Jurgen Klinsmann had an indifferent-to-bad first 13 months in charge, but the US were nonetheless scraping through the fourth round of World Cup qualifying.
There had been an uninspiring 3-1 win over Antigua & Barbuda, and then a late collapse at Guatemala (!!!) to concede a 1-1 draw. There was a bad and ugly 2-1 loss at Jamaica, our first ever against them (and remember, we picked up our first-ever home loss to Jamaica this past summer). There were other hallmarks of the Klinsmann era that haven't gone away -- the constantly changing lineups, the cadre of our best players played out of position, the tales of Bataan Death March-esque practice sessions, the blame being shunted away from the coach and onto whoever happened to be conveniently located near the tires of the bus.
And then, on the morning of September 7, 2012, there was this:
I haven't written about this video, though I've tweeted about it a bit. Because it's embarrassing.
Ripping a phone book in half doesn't take strength or mental fortitude or insight about willpower. Watching someone rip a phone book in half is not motivating.
Ripping a phone book in half is a trick. It's a hoax. It is a ruse. It's something a con artist does in a Melville book or a carny does at the fair.
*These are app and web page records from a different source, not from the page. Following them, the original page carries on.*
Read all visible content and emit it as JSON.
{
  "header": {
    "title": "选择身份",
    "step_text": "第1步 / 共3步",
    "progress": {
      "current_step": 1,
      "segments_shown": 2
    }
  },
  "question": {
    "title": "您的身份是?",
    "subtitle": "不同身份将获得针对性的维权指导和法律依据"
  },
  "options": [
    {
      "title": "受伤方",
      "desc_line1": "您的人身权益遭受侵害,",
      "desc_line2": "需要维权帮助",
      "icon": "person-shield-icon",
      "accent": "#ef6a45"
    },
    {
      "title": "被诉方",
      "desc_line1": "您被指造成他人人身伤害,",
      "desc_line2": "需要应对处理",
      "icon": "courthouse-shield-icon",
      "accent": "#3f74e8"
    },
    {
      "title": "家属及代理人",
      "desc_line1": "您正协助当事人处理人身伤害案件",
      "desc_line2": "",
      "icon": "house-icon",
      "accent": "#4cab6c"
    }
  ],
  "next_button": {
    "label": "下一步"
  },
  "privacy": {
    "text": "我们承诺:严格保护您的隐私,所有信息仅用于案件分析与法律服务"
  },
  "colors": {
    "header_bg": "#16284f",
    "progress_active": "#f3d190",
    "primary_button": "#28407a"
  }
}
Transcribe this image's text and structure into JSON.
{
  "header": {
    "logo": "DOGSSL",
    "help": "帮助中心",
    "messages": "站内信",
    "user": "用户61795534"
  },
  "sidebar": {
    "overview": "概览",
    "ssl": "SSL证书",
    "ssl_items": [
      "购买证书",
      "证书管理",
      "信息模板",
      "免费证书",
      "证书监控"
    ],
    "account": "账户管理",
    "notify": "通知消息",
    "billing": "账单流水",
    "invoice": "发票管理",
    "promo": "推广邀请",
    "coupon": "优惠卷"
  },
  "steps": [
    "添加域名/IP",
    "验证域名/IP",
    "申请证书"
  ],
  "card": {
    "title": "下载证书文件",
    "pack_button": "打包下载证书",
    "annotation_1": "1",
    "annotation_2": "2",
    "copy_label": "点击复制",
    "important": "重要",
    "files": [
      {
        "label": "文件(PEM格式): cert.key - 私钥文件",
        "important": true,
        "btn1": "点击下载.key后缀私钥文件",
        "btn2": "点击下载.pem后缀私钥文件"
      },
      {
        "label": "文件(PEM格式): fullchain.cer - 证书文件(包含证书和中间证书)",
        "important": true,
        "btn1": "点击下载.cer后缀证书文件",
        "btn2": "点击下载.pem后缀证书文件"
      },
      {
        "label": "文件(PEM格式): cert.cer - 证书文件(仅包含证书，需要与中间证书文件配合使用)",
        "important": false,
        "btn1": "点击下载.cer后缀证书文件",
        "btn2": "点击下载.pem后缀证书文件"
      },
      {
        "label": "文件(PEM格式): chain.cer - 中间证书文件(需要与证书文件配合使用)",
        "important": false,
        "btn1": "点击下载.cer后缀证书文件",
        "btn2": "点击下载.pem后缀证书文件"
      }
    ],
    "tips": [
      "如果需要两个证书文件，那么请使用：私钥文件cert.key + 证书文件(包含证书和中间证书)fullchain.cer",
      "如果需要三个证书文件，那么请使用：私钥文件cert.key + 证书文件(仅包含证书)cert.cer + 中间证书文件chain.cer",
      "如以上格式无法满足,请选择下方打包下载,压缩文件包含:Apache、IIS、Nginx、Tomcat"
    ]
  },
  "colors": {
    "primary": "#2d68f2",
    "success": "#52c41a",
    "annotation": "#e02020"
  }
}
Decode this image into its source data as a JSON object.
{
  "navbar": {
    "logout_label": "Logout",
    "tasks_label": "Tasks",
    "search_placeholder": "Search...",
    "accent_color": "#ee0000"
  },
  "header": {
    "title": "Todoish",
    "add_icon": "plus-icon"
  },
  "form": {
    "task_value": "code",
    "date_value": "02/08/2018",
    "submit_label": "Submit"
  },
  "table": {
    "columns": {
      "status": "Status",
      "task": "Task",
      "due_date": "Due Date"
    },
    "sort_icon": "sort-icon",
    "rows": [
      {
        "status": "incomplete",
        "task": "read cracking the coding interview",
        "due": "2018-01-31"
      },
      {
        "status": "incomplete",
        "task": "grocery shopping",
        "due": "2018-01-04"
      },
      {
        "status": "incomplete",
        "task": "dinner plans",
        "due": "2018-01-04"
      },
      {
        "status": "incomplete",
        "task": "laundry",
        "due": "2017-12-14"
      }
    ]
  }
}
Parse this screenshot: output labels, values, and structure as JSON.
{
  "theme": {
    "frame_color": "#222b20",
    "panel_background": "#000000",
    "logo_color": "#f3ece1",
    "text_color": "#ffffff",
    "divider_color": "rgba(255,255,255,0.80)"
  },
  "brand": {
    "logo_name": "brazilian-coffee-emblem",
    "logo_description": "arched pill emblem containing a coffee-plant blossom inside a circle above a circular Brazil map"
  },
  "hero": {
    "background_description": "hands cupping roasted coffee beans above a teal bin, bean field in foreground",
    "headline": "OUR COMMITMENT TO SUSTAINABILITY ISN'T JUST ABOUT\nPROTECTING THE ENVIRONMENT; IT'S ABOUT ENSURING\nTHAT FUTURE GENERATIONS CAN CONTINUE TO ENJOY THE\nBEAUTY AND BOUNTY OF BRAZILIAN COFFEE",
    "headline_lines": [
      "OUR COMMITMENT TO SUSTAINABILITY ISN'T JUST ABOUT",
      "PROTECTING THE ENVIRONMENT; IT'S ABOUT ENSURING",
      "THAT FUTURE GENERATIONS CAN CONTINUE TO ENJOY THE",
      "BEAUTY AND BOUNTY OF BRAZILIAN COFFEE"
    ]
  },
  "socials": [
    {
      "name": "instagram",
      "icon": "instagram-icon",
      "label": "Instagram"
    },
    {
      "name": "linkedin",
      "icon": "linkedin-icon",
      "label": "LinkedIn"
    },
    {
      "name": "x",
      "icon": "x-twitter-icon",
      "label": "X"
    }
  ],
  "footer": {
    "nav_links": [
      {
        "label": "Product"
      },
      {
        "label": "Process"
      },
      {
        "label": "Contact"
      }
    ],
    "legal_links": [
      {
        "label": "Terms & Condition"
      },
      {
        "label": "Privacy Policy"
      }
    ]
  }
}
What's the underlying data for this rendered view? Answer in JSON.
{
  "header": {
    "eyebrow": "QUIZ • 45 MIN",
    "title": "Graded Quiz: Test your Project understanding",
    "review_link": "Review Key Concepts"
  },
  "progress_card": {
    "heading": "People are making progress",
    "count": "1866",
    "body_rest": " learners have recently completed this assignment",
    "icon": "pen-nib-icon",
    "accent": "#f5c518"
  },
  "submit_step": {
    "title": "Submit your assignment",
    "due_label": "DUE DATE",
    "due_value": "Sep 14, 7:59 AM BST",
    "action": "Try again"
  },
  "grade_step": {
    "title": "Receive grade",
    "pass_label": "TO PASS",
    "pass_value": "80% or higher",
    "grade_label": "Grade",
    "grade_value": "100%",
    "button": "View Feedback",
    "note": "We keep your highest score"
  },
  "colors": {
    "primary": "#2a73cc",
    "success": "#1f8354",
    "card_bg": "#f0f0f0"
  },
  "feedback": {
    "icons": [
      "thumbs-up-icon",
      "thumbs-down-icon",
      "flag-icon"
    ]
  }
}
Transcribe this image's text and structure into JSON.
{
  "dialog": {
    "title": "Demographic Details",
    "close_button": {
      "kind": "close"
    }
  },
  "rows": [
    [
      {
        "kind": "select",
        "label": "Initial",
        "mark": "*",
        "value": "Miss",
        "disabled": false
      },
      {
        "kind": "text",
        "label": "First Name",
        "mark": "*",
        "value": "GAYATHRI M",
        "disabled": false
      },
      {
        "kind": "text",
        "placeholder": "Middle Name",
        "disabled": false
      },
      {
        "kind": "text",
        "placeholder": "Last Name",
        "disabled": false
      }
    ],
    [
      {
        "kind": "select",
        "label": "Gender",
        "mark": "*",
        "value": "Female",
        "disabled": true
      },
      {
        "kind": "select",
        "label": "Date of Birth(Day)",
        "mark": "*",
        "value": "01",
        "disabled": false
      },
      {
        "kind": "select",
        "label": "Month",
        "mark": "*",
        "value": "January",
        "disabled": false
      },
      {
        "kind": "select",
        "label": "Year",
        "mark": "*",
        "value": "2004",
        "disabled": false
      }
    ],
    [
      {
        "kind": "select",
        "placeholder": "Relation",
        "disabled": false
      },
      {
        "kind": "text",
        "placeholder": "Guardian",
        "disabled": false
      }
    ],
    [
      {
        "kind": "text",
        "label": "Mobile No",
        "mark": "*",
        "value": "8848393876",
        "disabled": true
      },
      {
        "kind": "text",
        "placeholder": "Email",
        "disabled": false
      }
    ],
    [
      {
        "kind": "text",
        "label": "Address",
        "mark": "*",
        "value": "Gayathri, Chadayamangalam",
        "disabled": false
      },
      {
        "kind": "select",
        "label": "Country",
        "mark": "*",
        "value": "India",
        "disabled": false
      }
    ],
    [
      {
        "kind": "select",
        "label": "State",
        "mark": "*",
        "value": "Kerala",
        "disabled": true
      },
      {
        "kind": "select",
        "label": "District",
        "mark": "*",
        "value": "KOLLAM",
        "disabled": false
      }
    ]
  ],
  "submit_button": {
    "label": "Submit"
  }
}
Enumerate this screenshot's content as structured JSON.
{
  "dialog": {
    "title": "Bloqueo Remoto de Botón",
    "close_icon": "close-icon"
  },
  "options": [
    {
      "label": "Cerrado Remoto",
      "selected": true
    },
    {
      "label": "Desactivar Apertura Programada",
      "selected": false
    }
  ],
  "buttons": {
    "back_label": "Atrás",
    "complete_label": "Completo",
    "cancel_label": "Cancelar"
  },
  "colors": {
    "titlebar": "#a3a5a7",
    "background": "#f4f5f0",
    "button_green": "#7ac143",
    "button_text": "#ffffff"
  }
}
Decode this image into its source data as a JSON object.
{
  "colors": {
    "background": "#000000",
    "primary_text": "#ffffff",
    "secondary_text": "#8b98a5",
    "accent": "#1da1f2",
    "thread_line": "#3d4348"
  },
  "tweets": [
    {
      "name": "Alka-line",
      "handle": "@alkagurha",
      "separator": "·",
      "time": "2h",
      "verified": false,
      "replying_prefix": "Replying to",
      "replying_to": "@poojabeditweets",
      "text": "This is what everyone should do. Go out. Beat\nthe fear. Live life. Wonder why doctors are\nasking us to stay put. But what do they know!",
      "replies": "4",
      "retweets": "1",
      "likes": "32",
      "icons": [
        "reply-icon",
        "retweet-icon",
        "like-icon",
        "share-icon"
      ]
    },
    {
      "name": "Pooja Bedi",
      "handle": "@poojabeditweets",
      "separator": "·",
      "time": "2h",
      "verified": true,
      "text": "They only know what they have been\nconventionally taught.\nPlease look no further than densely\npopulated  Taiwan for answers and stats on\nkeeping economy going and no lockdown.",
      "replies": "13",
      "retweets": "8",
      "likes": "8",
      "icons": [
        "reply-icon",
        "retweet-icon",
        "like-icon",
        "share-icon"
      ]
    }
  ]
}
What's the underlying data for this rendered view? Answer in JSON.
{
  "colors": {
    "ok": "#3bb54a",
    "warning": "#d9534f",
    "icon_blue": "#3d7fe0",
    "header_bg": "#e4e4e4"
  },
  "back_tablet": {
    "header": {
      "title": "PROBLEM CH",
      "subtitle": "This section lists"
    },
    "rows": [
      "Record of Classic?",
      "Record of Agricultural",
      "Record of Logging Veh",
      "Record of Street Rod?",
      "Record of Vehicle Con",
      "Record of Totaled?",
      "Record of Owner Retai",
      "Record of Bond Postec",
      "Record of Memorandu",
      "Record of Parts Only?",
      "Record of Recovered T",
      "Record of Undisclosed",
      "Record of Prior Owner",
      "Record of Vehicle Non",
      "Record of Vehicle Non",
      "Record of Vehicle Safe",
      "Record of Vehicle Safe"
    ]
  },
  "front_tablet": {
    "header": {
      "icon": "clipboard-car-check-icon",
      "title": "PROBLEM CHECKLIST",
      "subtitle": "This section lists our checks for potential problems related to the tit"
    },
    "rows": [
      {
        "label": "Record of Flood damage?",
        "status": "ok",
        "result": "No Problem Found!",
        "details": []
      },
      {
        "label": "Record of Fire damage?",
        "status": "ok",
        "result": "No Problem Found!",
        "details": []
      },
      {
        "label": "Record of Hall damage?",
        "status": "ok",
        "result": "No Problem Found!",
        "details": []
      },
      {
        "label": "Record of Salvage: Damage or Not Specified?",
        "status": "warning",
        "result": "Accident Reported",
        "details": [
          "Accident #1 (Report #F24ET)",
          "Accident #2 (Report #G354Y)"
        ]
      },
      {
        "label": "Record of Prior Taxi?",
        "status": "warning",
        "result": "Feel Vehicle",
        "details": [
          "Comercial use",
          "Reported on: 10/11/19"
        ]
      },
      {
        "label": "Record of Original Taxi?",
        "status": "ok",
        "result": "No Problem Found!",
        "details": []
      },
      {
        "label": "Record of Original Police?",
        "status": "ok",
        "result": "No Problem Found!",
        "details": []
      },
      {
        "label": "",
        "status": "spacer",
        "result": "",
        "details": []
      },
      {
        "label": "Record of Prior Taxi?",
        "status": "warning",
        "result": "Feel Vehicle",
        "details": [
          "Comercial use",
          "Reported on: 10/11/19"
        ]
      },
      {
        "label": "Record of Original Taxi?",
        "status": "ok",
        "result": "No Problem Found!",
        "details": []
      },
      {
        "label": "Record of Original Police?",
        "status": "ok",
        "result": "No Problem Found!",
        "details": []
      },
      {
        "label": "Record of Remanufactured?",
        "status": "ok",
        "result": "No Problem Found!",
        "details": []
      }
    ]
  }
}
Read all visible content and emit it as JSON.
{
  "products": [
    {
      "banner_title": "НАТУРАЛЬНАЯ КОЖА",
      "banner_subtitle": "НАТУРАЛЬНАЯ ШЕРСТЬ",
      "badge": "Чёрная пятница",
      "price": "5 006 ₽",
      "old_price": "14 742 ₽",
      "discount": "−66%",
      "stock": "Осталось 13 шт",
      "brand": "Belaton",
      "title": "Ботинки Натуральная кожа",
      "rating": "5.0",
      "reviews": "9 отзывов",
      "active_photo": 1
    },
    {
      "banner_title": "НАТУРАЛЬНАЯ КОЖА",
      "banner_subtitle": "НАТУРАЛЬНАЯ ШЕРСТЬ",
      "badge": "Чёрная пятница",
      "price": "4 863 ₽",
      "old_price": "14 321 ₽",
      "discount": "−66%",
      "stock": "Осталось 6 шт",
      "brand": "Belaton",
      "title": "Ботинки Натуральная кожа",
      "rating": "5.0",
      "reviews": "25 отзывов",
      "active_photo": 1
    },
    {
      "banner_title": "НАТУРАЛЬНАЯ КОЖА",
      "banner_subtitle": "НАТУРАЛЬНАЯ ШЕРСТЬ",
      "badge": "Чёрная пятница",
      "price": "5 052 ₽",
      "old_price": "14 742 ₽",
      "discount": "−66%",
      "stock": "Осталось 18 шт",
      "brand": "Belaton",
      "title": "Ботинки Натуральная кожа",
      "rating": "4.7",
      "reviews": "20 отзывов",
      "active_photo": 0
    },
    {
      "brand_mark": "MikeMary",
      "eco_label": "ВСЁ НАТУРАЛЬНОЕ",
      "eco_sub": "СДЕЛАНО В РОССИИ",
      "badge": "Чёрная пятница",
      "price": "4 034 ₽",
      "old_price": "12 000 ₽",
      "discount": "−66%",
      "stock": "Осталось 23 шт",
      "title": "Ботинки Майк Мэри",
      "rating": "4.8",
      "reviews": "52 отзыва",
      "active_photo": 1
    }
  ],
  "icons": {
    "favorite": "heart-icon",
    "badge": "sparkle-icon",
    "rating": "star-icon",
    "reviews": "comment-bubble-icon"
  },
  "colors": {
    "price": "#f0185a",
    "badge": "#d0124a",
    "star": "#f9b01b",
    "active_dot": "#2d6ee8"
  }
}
It's something somebody with no plan comes up with and passes off as inspirational or illustrative, and it insults the intelligence of the people who are meant to be the audience.
Herculez Gomez rescued Klinsmann four days later, driving home a 25-yard free kick to beat Jamaica 1-0. A month after that it was time for Alan Gordon and Eddie Johnson to save the coach, as the former fed the latter for a last-minute winner at Antigua & Barbuda.
Think about that. Somehow it's lost in the mists of time that the US needed a desperation winner against Antigua & Barbuda, but I assure you that did happen.
Things haven't changed much in the four years since, except there was no rescue this evening. There was no EJ header, and there was no last-minute Panama meltdown, and there was no point at which the US -- clearly the more talented team -- looked like the better team. They lost 2-0 at Guatemala, falling to a better organized and more motivated squad. It's the first US loss to los Chapines since Ronald Reagan was president, the first time in 21 tries dating back to 1988 that Guatemala got full points from the US.
If you listened hard enough, at some point you could probably hear a phone book rip.
A few takeaways:
6. Things got much better in the second half when Darlington Nagbe came on and the US shifted to a 4-1-3-2. If Nagbe is anywhere near 100% fit, he should be a starter.
5. In the last qualifier, a scoreless draw at Trinidad & Tobago, Klinsmann started Geoff Cameron at center back and Michael Orozco at right back. This time he reversed them in pursuit of chemistry between Cameron and DeAndre Yedlin. No chemistry was to be found.
4. Props to veteran Guatemala goalkeeper Paulo Motta, who made three big saves to preserve the shutout. The narrative will be, I'm sure, that the US simply ran into a hot 'keeper, and that we'd badly outplayed the opponent. Not so:
3. I can't tell you what the best central defense, or best lineup, or best forward pairing is for the US, because we never see any of the above for more than one game at a time. The best teams develop cohesion and chemistry by playing together and understanding each other's strengths and weaknesses, then building upon that from game to game. That kind of incremental improvement has never been a part of the plan for the US under Klinsmann.
2. Even at the very worst of times under Steve Sampson, the US were reliable on restarts. Both goals tonight, however, came off of restarts.
1. Here are the current standings:
Updated Soccer Power Index projections to reach the Hex:— Paul Carr (@PCarrESPN) March 26, 2016
84% T&T (7 pts)
79% #USMNT (4 pts)
37% Guatemala (6 pts)
That should scare you. It certainly scares me -- I literally had a nightmare earlier this week that the US missed the World Cup. One more bad result, however, and we should start talking about the reality that the US might miss the Hexagonal.
It might be well if you would ask yourself: Are you better off than you were four years ago?